* _WORK TO COMPLETE_:
Each line that includes the word "ordinal" should be copied from the records.

Records excerpted from a collection:
*** Begin section ***
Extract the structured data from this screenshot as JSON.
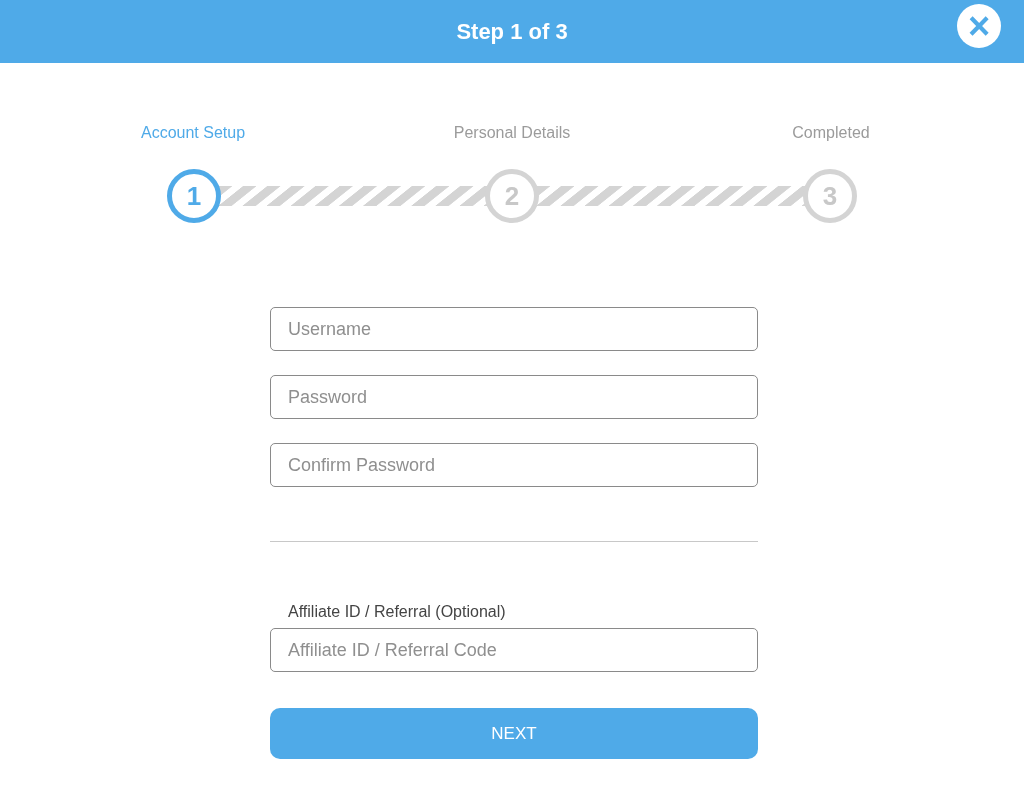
{
  "header": {
    "title": "Step 1 of 3",
    "close": "×"
  },
  "steps": [
    {
      "label": "Account Setup",
      "number": "1",
      "selected": true
    },
    {
      "label": "Personal Details",
      "number": "2",
      "selected": false
    },
    {
      "label": "Completed",
      "number": "3",
      "selected": false
    }
  ],
  "fields": [
    {
      "placeholder": "Username"
    },
    {
      "placeholder": "Password"
    },
    {
      "placeholder": "Confirm Password"
    }
  ],
  "affiliate": {
    "label": "Affiliate ID / Referral (Optional)",
    "placeholder": "Affiliate ID / Referral Code"
  },
  "next_button": "NEXT"
}
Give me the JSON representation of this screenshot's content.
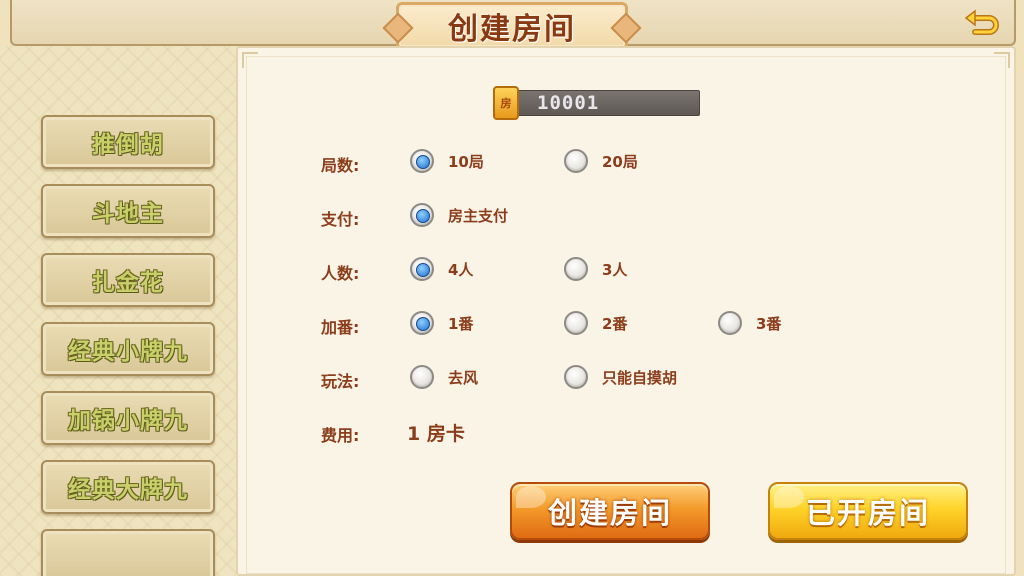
{
  "header": {
    "title": "创建房间",
    "back_icon": "back-arrow-icon"
  },
  "sidebar": {
    "items": [
      {
        "label": "推倒胡"
      },
      {
        "label": "斗地主"
      },
      {
        "label": "扎金花"
      },
      {
        "label": "经典小牌九"
      },
      {
        "label": "加锅小牌九"
      },
      {
        "label": "经典大牌九"
      },
      {
        "label": ""
      }
    ]
  },
  "room": {
    "badge": "房",
    "id": "10001"
  },
  "options": {
    "rounds": {
      "label": "局数:",
      "choices": [
        "10局",
        "20局"
      ],
      "selected": 0
    },
    "payment": {
      "label": "支付:",
      "choices": [
        "房主支付"
      ],
      "selected": 0
    },
    "players": {
      "label": "人数:",
      "choices": [
        "4人",
        "3人"
      ],
      "selected": 0
    },
    "fan": {
      "label": "加番:",
      "choices": [
        "1番",
        "2番",
        "3番"
      ],
      "selected": 0
    },
    "rules": {
      "label": "玩法:",
      "choices": [
        "去风",
        "只能自摸胡"
      ],
      "selected": -1
    },
    "fee": {
      "label": "费用:",
      "value": "1 房卡"
    }
  },
  "buttons": {
    "create": "创建房间",
    "open": "已开房间"
  },
  "colors": {
    "label_brown": "#8b3d1c",
    "create_orange": "#f39b2a",
    "open_yellow": "#ffd42a",
    "radio_blue": "#1e6fd0"
  }
}
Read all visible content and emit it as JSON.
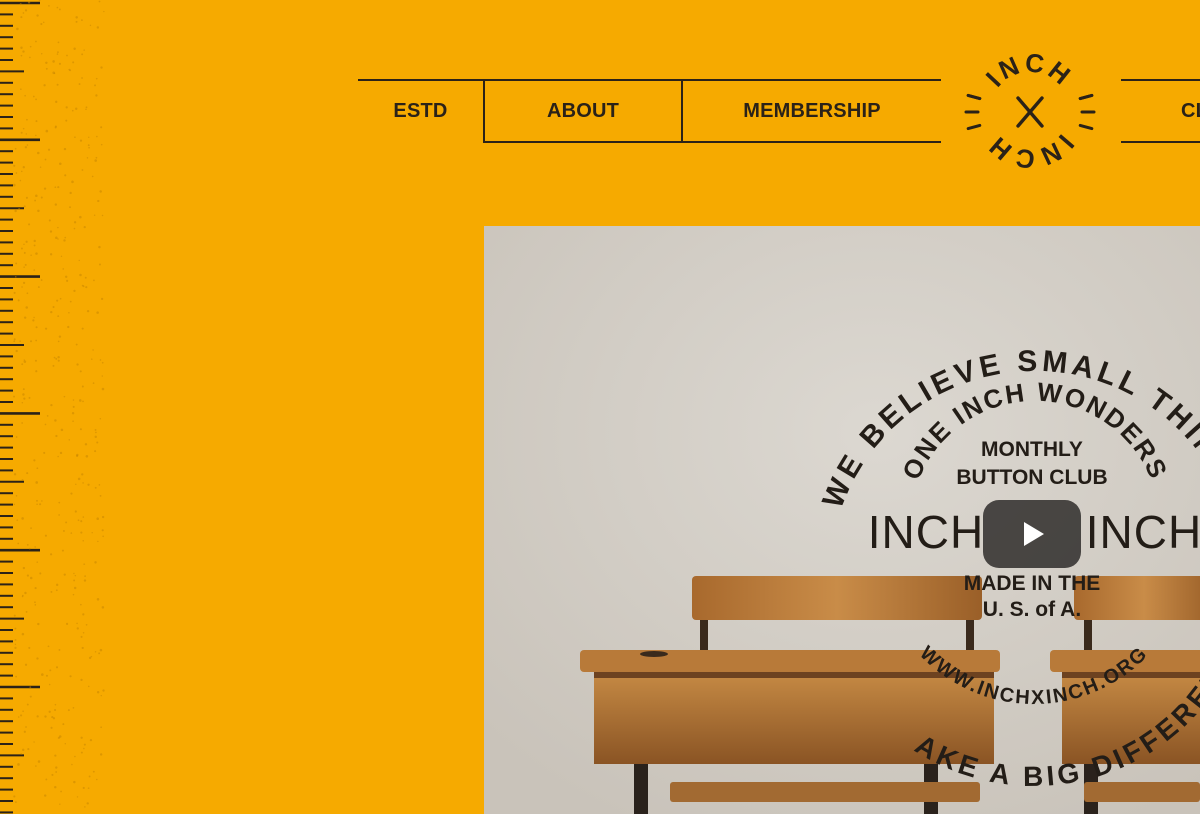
{
  "nav": {
    "items": [
      {
        "label": "ESTD"
      },
      {
        "label": "ABOUT"
      },
      {
        "label": "MEMBERSHIP"
      },
      {
        "label": "CL"
      }
    ]
  },
  "logo": {
    "text_top": "INCH",
    "text_bottom": "INCH",
    "center_mark": "×"
  },
  "video": {
    "badge": {
      "outer_top": "WE BELIEVE SMALL THINGS",
      "outer_bottom": "AKE A BIG DIFFERENCE.",
      "inner_top": "ONE INCH WONDERS",
      "inner_bottom": "WWW.INCHXINCH.ORG",
      "line1": "MONTHLY",
      "line2": "BUTTON CLUB",
      "brand_left": "INCH",
      "brand_right": "INCH",
      "made_line1": "MADE IN THE",
      "made_line2": "U. S. of A."
    }
  },
  "colors": {
    "background": "#f6aa00",
    "ink": "#2b2218",
    "video_backdrop": "#d4cfc7",
    "play_button": "#282624"
  }
}
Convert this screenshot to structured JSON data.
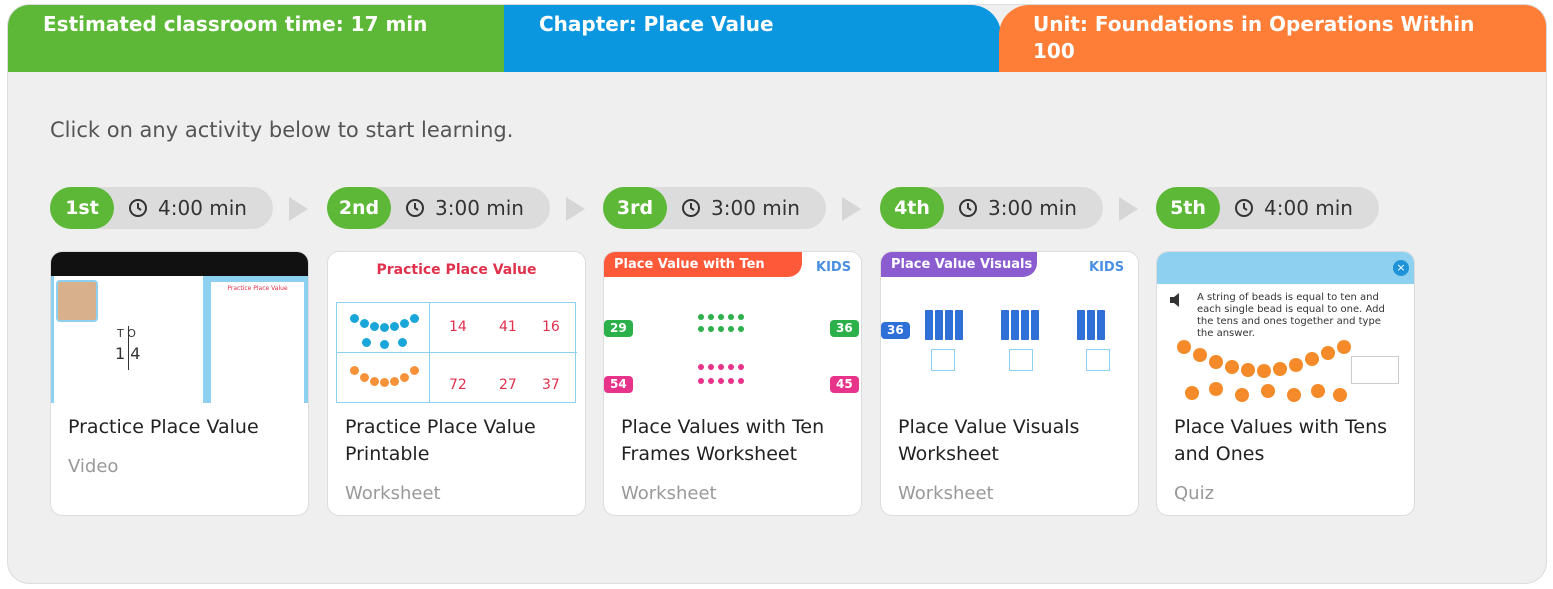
{
  "banner": {
    "time": "Estimated classroom time: 17 min",
    "chapter": "Chapter: Place Value",
    "unit": "Unit: Foundations in Operations Within 100"
  },
  "instruction": "Click on any activity below to start learning.",
  "colors": {
    "green": "#5cb836",
    "blue": "#0b97df",
    "orange": "#fe7e37",
    "panel": "#efefef"
  },
  "steps": [
    {
      "ordinal": "1st",
      "duration": "4:00 min"
    },
    {
      "ordinal": "2nd",
      "duration": "3:00 min"
    },
    {
      "ordinal": "3rd",
      "duration": "3:00 min"
    },
    {
      "ordinal": "4th",
      "duration": "3:00 min"
    },
    {
      "ordinal": "5th",
      "duration": "4:00 min"
    }
  ],
  "cards": [
    {
      "title": "Practice Place Value",
      "type": "Video",
      "thumb": {
        "sheet_title": "Practice Place Value",
        "tens_label": "T O",
        "number": "1 4"
      }
    },
    {
      "title": "Practice Place Value Printable",
      "type": "Worksheet",
      "thumb": {
        "heading": "Practice Place Value",
        "row1": [
          "14",
          "41",
          "16"
        ],
        "row2": [
          "72",
          "27",
          "37"
        ]
      }
    },
    {
      "title": "Place Values with Ten Frames Worksheet",
      "type": "Worksheet",
      "thumb": {
        "heading": "Place Value with Ten Frames",
        "logo": "KIDS",
        "left": [
          "29",
          "54"
        ],
        "right": [
          "36",
          "45"
        ]
      }
    },
    {
      "title": "Place Value Visuals Worksheet",
      "type": "Worksheet",
      "thumb": {
        "heading": "Place Value Visuals",
        "logo": "KIDS",
        "number": "36"
      }
    },
    {
      "title": "Place Values with Tens and Ones",
      "type": "Quiz",
      "thumb": {
        "prompt": "A string of beads is equal to ten and each single bead is equal to one. Add the tens and ones together and type the answer.",
        "close": "×"
      }
    }
  ]
}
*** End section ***
* _WRITTEN ANSWER_:
      "ordinal": "1st",
      "ordinal": "2nd",
      "ordinal": "3rd",
      "ordinal": "4th",
      "ordinal": "5th",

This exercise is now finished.